## Extracted data
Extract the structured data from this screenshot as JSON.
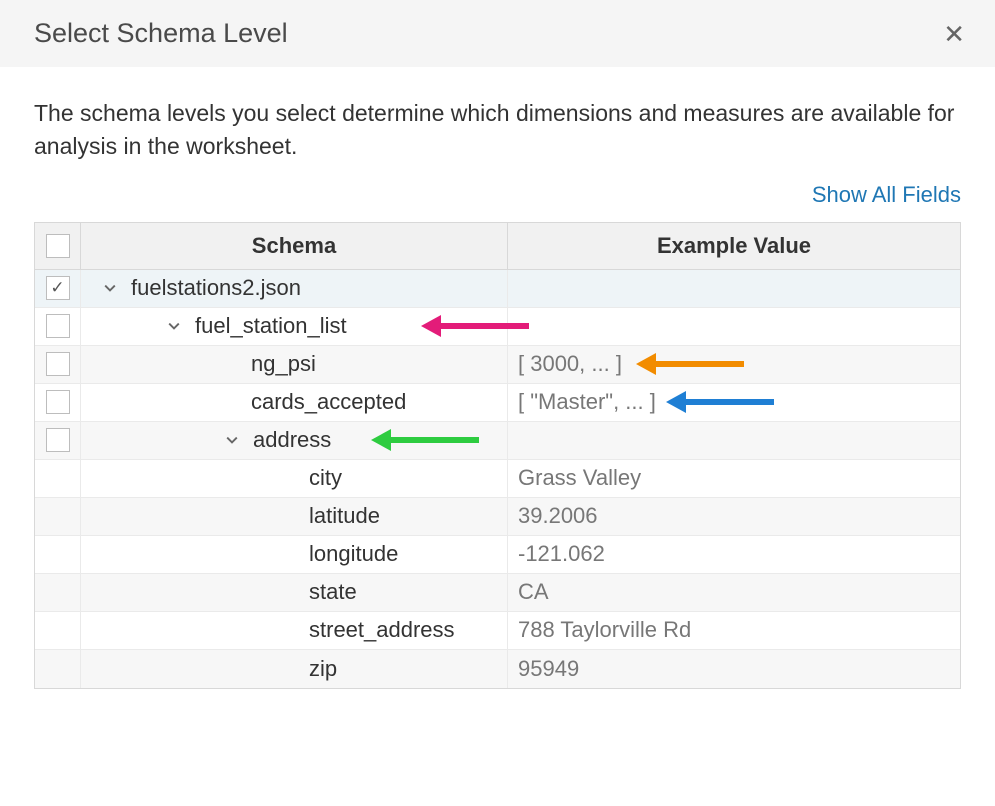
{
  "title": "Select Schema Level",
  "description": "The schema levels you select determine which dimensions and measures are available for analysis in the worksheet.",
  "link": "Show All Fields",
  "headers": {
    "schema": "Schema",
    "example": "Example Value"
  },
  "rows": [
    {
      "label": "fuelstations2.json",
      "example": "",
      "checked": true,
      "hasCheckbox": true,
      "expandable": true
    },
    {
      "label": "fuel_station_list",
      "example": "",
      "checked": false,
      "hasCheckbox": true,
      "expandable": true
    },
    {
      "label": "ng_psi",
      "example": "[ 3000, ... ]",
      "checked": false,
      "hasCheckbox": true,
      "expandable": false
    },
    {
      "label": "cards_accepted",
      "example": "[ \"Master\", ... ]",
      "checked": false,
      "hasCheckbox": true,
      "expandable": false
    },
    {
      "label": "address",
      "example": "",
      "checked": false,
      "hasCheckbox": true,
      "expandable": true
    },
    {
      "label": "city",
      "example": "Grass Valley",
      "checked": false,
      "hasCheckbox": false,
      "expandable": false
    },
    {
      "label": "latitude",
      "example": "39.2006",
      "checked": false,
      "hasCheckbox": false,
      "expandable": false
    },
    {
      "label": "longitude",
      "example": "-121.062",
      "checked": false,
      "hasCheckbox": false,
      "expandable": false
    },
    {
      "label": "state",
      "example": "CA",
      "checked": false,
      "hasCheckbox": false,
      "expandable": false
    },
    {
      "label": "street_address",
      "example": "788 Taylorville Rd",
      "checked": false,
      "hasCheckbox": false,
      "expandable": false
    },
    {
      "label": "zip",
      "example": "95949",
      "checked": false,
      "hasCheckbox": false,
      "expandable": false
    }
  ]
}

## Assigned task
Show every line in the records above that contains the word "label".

## Final answer
      "label": "fuelstations2.json",
      "label": "fuel_station_list",
      "label": "ng_psi",
      "label": "cards_accepted",
      "label": "address",
      "label": "city",
      "label": "latitude",
      "label": "longitude",
      "label": "state",
      "label": "street_address",
      "label": "zip",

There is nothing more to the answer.